(Interface dataset entries)

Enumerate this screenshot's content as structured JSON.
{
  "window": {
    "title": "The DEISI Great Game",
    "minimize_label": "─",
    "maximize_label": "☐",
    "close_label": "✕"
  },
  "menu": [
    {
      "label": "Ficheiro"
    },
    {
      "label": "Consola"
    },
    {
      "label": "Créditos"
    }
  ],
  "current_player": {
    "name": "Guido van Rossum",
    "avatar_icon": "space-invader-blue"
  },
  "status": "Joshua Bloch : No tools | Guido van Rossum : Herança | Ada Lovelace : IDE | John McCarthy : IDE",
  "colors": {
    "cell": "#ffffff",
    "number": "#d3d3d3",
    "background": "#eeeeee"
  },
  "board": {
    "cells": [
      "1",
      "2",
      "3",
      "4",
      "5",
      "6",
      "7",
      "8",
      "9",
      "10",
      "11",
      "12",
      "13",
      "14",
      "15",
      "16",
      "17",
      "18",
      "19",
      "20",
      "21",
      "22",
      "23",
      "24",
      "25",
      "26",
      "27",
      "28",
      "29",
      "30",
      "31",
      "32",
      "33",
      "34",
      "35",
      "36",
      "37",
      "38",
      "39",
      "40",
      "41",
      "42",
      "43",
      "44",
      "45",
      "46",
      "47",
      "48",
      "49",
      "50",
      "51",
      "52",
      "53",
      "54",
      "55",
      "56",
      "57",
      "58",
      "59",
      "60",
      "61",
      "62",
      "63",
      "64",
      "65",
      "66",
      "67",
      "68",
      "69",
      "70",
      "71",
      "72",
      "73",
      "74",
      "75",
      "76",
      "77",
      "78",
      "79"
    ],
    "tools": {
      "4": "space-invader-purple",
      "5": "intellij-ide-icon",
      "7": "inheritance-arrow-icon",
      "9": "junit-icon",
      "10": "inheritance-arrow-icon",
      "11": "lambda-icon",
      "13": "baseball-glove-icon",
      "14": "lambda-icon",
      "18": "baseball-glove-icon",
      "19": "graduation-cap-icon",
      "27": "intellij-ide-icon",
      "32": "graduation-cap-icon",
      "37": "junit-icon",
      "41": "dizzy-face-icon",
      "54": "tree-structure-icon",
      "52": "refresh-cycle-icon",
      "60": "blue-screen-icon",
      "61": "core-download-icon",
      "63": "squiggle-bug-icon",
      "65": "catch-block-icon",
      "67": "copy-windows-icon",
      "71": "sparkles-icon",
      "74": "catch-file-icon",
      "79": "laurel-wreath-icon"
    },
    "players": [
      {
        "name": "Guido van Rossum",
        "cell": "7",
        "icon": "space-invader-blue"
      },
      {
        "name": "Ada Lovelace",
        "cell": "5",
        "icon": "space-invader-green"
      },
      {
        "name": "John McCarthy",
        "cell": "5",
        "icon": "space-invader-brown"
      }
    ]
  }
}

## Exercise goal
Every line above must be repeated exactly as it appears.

## Task answer
Enumerate this screenshot's content as structured JSON.
{
  "window": {
    "title": "The DEISI Great Game",
    "minimize_label": "─",
    "maximize_label": "☐",
    "close_label": "✕"
  },
  "menu": [
    {
      "label": "Ficheiro"
    },
    {
      "label": "Consola"
    },
    {
      "label": "Créditos"
    }
  ],
  "current_player": {
    "name": "Guido van Rossum",
    "avatar_icon": "space-invader-blue"
  },
  "status": "Joshua Bloch : No tools | Guido van Rossum : Herança | Ada Lovelace : IDE | John McCarthy : IDE",
  "colors": {
    "cell": "#ffffff",
    "number": "#d3d3d3",
    "background": "#eeeeee"
  },
  "board": {
    "cells": [
      "1",
      "2",
      "3",
      "4",
      "5",
      "6",
      "7",
      "8",
      "9",
      "10",
      "11",
      "12",
      "13",
      "14",
      "15",
      "16",
      "17",
      "18",
      "19",
      "20",
      "21",
      "22",
      "23",
      "24",
      "25",
      "26",
      "27",
      "28",
      "29",
      "30",
      "31",
      "32",
      "33",
      "34",
      "35",
      "36",
      "37",
      "38",
      "39",
      "40",
      "41",
      "42",
      "43",
      "44",
      "45",
      "46",
      "47",
      "48",
      "49",
      "50",
      "51",
      "52",
      "53",
      "54",
      "55",
      "56",
      "57",
      "58",
      "59",
      "60",
      "61",
      "62",
      "63",
      "64",
      "65",
      "66",
      "67",
      "68",
      "69",
      "70",
      "71",
      "72",
      "73",
      "74",
      "75",
      "76",
      "77",
      "78",
      "79"
    ],
    "tools": {
      "4": "space-invader-purple",
      "5": "intellij-ide-icon",
      "7": "inheritance-arrow-icon",
      "9": "junit-icon",
      "10": "inheritance-arrow-icon",
      "11": "lambda-icon",
      "13": "baseball-glove-icon",
      "14": "lambda-icon",
      "18": "baseball-glove-icon",
      "19": "graduation-cap-icon",
      "27": "intellij-ide-icon",
      "32": "graduation-cap-icon",
      "37": "junit-icon",
      "41": "dizzy-face-icon",
      "54": "tree-structure-icon",
      "52": "refresh-cycle-icon",
      "60": "blue-screen-icon",
      "61": "core-download-icon",
      "63": "squiggle-bug-icon",
      "65": "catch-block-icon",
      "67": "copy-windows-icon",
      "71": "sparkles-icon",
      "74": "catch-file-icon",
      "79": "laurel-wreath-icon"
    },
    "players": [
      {
        "name": "Guido van Rossum",
        "cell": "7",
        "icon": "space-invader-blue"
      },
      {
        "name": "Ada Lovelace",
        "cell": "5",
        "icon": "space-invader-green"
      },
      {
        "name": "John McCarthy",
        "cell": "5",
        "icon": "space-invader-brown"
      }
    ]
  }
}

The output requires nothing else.